The aim of this project is to evaluate the CL lesion-associated microbial metacommunity in a pilot cohort of 50 Brazilian clinical cases through diagnosis, treatment and cure in terms of immunity, disease progression and severity. Our goal is to evaluate the potential of microbiota to modulate immunity and/or as act as biomarkers for disease progression.

Planned Impact

N/A

Publications

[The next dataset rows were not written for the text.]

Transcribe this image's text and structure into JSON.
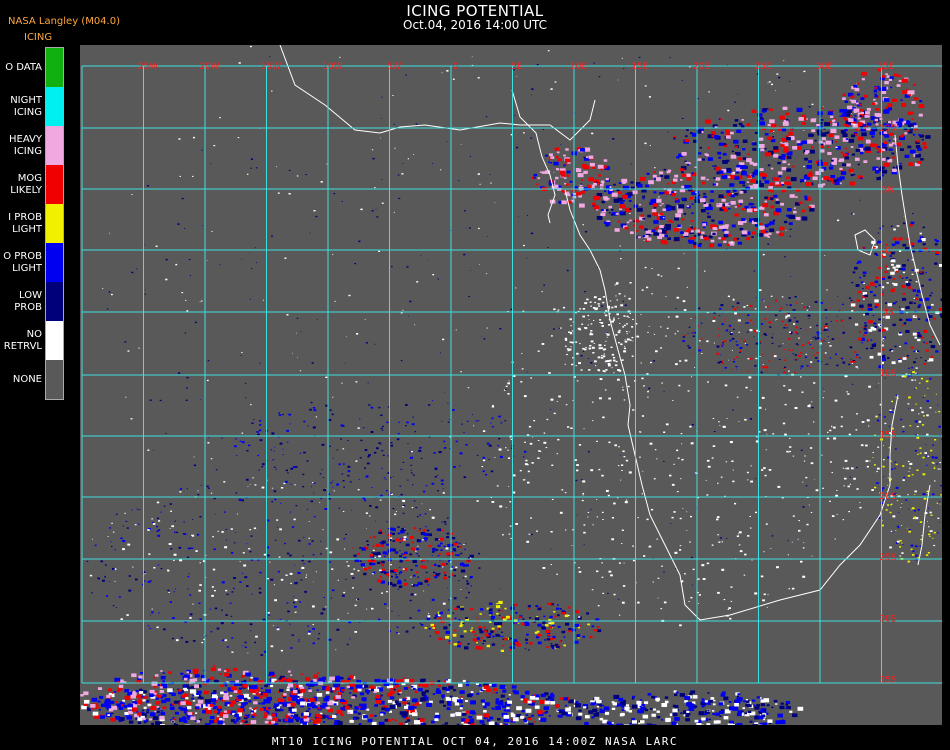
{
  "header": {
    "title": "ICING POTENTIAL",
    "subtitle": "Oct.04, 2016 14:00 UTC",
    "producer": "NASA Langley (M04.0)",
    "product": "ICING"
  },
  "legend": {
    "items": [
      {
        "label": "O DATA",
        "color": "#10b010"
      },
      {
        "label": "NIGHT\nICING",
        "color": "#00f0f0"
      },
      {
        "label": "HEAVY\nICING",
        "color": "#f0a8e0"
      },
      {
        "label": "MOG\nLIKELY",
        "color": "#f00000"
      },
      {
        "label": "I PROB\nLIGHT",
        "color": "#f0f000"
      },
      {
        "label": "O PROB\nLIGHT",
        "color": "#0000f0"
      },
      {
        "label": "LOW\nPROB",
        "color": "#00007a"
      },
      {
        "label": "NO\nRETRVL",
        "color": "#ffffff"
      },
      {
        "label": "NONE",
        "color": "#595959"
      }
    ]
  },
  "map": {
    "background_color": "#595959",
    "grid_color": "#40e0e0",
    "coast_color": "#ffffff",
    "lon_labels": [
      "25W",
      "20W",
      "15W",
      "10W",
      "5W",
      "0",
      "5E",
      "10E",
      "15E",
      "20E",
      "25E",
      "30E",
      "35E"
    ],
    "lat_labels": [
      "10N",
      "5N",
      "0",
      "5S",
      "10S",
      "15S",
      "20S",
      "25S",
      "30S",
      "35S",
      "40S",
      "45S"
    ]
  },
  "footer": {
    "text": "MT10  ICING POTENTIAL   OCT 04, 2016 14:00Z   NASA LARC"
  }
}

10 25 50
 
Description Wellcome Trust Institutional Strategic Support Fund (ISSF) Consolidator Funding
Amount £7,000 (GBP)
Organisation Wellcome Trust 
Department Wellcome Trust Bloomsbury Centre
Sector Academic/University
Country United Kingdom
Start 03/2016 
End 08/2016
 
Description FIOCRUZ, Brazil, Universities of Warwick and Glasgow 
Organisation Oswaldo Cruz Foundation (Fiocruz)
Country Brazil 
Sector Public 
PI Contribution The project involves a new and close collaboration between two UK research institutions and two branches of FIOCRUZ in Brazil (Rio and Rhondonia). The UK research partners have made two collaborative visits to establish and monitor the progress of the project .
Collaborator Contribution Two Brazilian research degree students have visited the UK partners. First to take part in a microbial metasequencing workshop. Subsequently one research students has made two extended visits (3 months) to the UK to undertake research and undergo training is aspects of the project.
Impact Research and training outputs include: 1) Training in microbial metasequencing and host transcriptional profiling. 2) A panel of 100 microbiome and tissue samples from a cohort of Leishmania patients in Norther Brazil 3) Microbial metasequence data from the above cohort of patients 4) Patient lesion gene expression profile data from the above cohort
Start Year 2015
 
Description FIOCRUZ, Brazil, Universities of Warwick and Glasgow 
Organisation University of Glasgow
Country United Kingdom 
Sector Academic/University 
PI Contribution The project involves a new and close collaboration between two UK research institutions and two branches of FIOCRUZ in Brazil (Rio and Rhondonia). The UK research partners have made two collaborative visits to establish and monitor the progress of the project .
Collaborator Contribution Two Brazilian research degree students have visited the UK partners. First to take part in a microbial metasequencing workshop. Subsequently one research students has made two extended visits (3 months) to the UK to undertake research and undergo training is aspects of the project.
Impact Research and training outputs include: 1) Training in microbial metasequencing and host transcriptional profiling. 2) A panel of 100 microbiome and tissue samples from a cohort of Leishmania patients in Norther Brazil 3) Microbial metasequence data from the above cohort of patients 4) Patient lesion gene expression profile data from the above cohort
Start Year 2015
 
Description FIOCRUZ, Brazil, Universities of Warwick and Glasgow 
Organisation University of Warwick
Country United Kingdom 
Sector Academic/University 
PI Contribution The project involves a new and close collaboration between two UK research institutions and two branches of FIOCRUZ in Brazil (Rio and Rhondonia). The UK research partners have made two collaborative visits to establish and monitor the progress of the project .
Collaborator Contribution Two Brazilian research degree students have visited the UK partners. First to take part in a microbial metasequencing workshop. Subsequently one research students has made two extended visits (3 months) to the UK to undertake research and undergo training is aspects of the project.
Impact Research and training outputs include: 1) Training in microbial metasequencing and host transcriptional profiling. 2) A panel of 100 microbiome and tissue samples from a cohort of Leishmania patients in Norther Brazil 3) Microbial metasequence data from the above cohort of patients 4) Patient lesion gene expression profile data from the above cohort
Start Year 2015